Campaign signs in Mont Vernon Monday, May 16, 2011.
Analysts: ‘Don’t read too much’ into District 4 special election
EDITOR’S NOTE: This analysis of Tuesday’s special election in District 4 ran in the Telegraph on May 9.
Political passions may be running high across the state, but analysts say a special election scheduled for May 17 in the Souhegan Valley is no temperature gauge.
The May 17 election for a seat in the state House of Representatives pits Temple Democrat Jennifer Daler against New Boston Republican Peter Kucmas in Hillsborough County’s 4th District.
It is among the first elections since Republicans swept into power in November, taking control of the N.H. House and Senate by wide margins.
But despite statewide debate over budget cuts and other controversial measures, the election is not likely to reflect many voter trends, according to political analysts.
“There’s always the potential that these kinds of special elections can be seen as a bellwether, but I’m always careful not to read too much into them,” said Dean Spiliotes, a political science professor at Southern New Hampshire University.
“These races can be so localized, they involve local personalities,” he said this week. “There are a lot of factors that drive them.”
The Hillsborough County 4th District covers Lyndeborough, Mont Vernon, New Boston, Temple and Wilton, and has traditionally been a Republican stronghold. The Grand Old Party holds the three other representative seats in the district, including that of House Speaker William O’Brien, of Mont Vernon.
O’Brien has taken an active role in the race, campaigning for Kucmas to replace former state Rep. Robert Mead, a friend of O’Brien’s who left the seat open when he resigned last year to serve as the speaker’s chief of staff.
“The importance of making sure that Peter is elected is that the voters last November gave a clear indication that they want a fiscally responsive government and a government that’s attentive to liberty concerns,” O’Brien said this week. “Peter has both of those.”
But local Democrats are optimistic they can retake the seat due to the changing political landscape, as well as Daler’s name recognition.
Daler, who does direct care work with the developmentally disabled, served one term as a state representative in the district, from 2006 to 2008, but lost her re-election bid in 2008.

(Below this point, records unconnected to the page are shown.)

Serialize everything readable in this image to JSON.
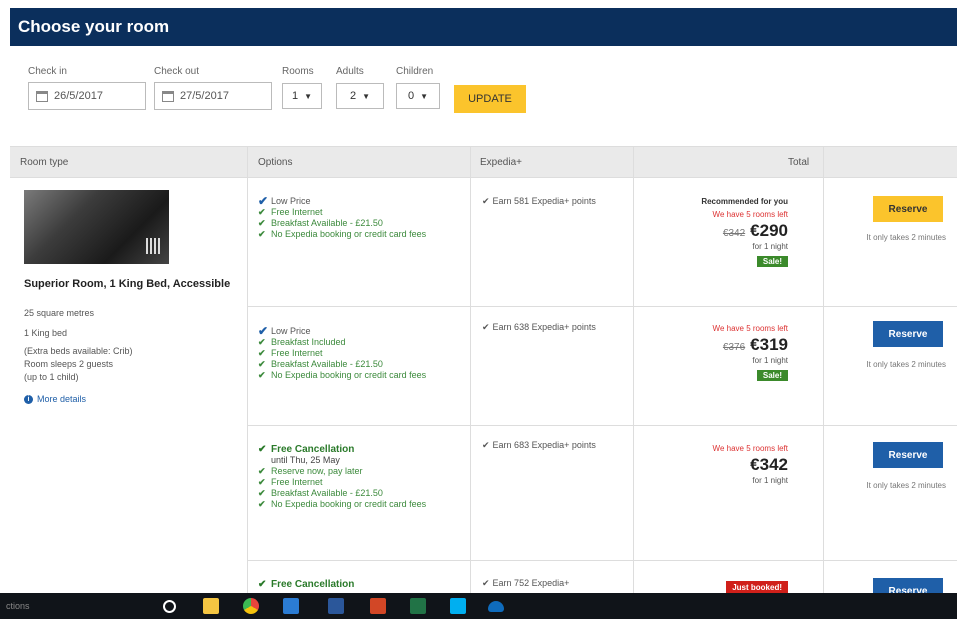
{
  "page": {
    "title": "Choose your room"
  },
  "search": {
    "checkin_label": "Check in",
    "checkin_value": "26/5/2017",
    "checkout_label": "Check out",
    "checkout_value": "27/5/2017",
    "rooms_label": "Rooms",
    "rooms_value": "1",
    "adults_label": "Adults",
    "adults_value": "2",
    "children_label": "Children",
    "children_value": "0",
    "update_label": "UPDATE"
  },
  "table": {
    "headers": [
      "Room type",
      "Options",
      "Expedia+",
      "Total"
    ]
  },
  "room": {
    "name": "Superior Room, 1 King Bed, Accessible",
    "details": [
      "25 square metres",
      "1 King bed",
      "(Extra beds available: Crib)",
      "Room sleeps 2 guests",
      "(up to 1 child)"
    ],
    "more_details": "More details"
  },
  "rates": [
    {
      "options": [
        {
          "kind": "blue",
          "text": "Low Price"
        },
        {
          "kind": "tick",
          "text": "Free Internet"
        },
        {
          "kind": "tick",
          "text": "Breakfast Available - £21.50"
        },
        {
          "kind": "tick",
          "text": "No Expedia booking or credit card fees"
        }
      ],
      "expedia": "Earn 581 Expedia+ points",
      "recommended": "Recommended for you",
      "rooms_left": "We have 5 rooms left",
      "old_price": "€342",
      "price": "€290",
      "per_night": "for 1 night",
      "badge": "Sale!",
      "reserve": "Reserve",
      "takes": "It only takes 2 minutes"
    },
    {
      "options": [
        {
          "kind": "blue",
          "text": "Low Price"
        },
        {
          "kind": "tick",
          "text": "Breakfast Included"
        },
        {
          "kind": "tick",
          "text": "Free Internet"
        },
        {
          "kind": "tick",
          "text": "Breakfast Available - £21.50"
        },
        {
          "kind": "tick",
          "text": "No Expedia booking or credit card fees"
        }
      ],
      "expedia": "Earn 638 Expedia+ points",
      "rooms_left": "We have 5 rooms left",
      "old_price": "€376",
      "price": "€319",
      "per_night": "for 1 night",
      "badge": "Sale!",
      "reserve": "Reserve",
      "takes": "It only takes 2 minutes"
    },
    {
      "options": [
        {
          "kind": "strong",
          "text": "Free Cancellation"
        },
        {
          "kind": "plain",
          "text": "until Thu, 25 May"
        },
        {
          "kind": "tick",
          "text": "Reserve now, pay later"
        },
        {
          "kind": "tick",
          "text": "Free Internet"
        },
        {
          "kind": "tick",
          "text": "Breakfast Available - £21.50"
        },
        {
          "kind": "tick",
          "text": "No Expedia booking or credit card fees"
        }
      ],
      "expedia": "Earn 683 Expedia+ points",
      "rooms_left": "We have 5 rooms left",
      "price": "€342",
      "per_night": "for 1 night",
      "reserve": "Reserve",
      "takes": "It only takes 2 minutes"
    },
    {
      "options": [
        {
          "kind": "strong",
          "text": "Free Cancellation"
        }
      ],
      "expedia": "Earn 752 Expedia+",
      "booked": "Just booked!",
      "reserve": "Reserve"
    }
  ],
  "taskbar": {
    "search_text": "ctions",
    "icons": [
      {
        "name": "cortana",
        "color": "#ffffff"
      },
      {
        "name": "file-explorer",
        "color": "#f4c542"
      },
      {
        "name": "chrome",
        "color": "#e8453c"
      },
      {
        "name": "outlook",
        "color": "#2b7cd3"
      },
      {
        "name": "word",
        "color": "#2b579a"
      },
      {
        "name": "powerpoint",
        "color": "#d24726"
      },
      {
        "name": "excel",
        "color": "#217346"
      },
      {
        "name": "skype",
        "color": "#00aff0"
      },
      {
        "name": "onedrive",
        "color": "#0f6cbd"
      }
    ]
  },
  "colors": {
    "header_bg": "#0b2f5c",
    "yellow": "#fbc42c",
    "blue": "#1f5fa8",
    "green": "#3b8a2b",
    "red": "#d0201a"
  }
}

Both she and Kucmas, who works as a technical engineer for a gas supply firm, ran but fell short in the 2010 elections.
“We run into a lot of awful people that are horribly dismayed with what’s happening in the House of Representatives,” said Peter Von Sneidern, chairman of the Temple Democratic Town Committee. “They’re running a lot of the more moderate thinkers right off the road.
“(Jennifer) is very much a moderate,” Von Sneidern said. “She takes it very seriously. ... I think the voters will see that.”
Even if Daler returns to the Statehouse, however, the small number of voters likely to take part in the election will reflect local concerns more than any widespread sentiment, according to Andrew Smith, director of the University of New Hampshire Survey Center.
Typically, fewer than 10 or 15 percent of voters turn out for local special elections, Smith said last week, leaving the results in the hands of several thousand people.
“If you get a high turnout, 50 percent, then maybe you could take something from it,” he said. “But, generally, I would be kind of cautious about reading anything (into it) one way or the other into it.
“(These elections) usually turn on local factors,” he said. “But in this case, it’s not even so much the local factors. It’s who shows up, if anybody shows up.”
Staff writer Kevin Landrigan contributed to this report. Jake Berry can be reached at 594-6402 or email@example.com.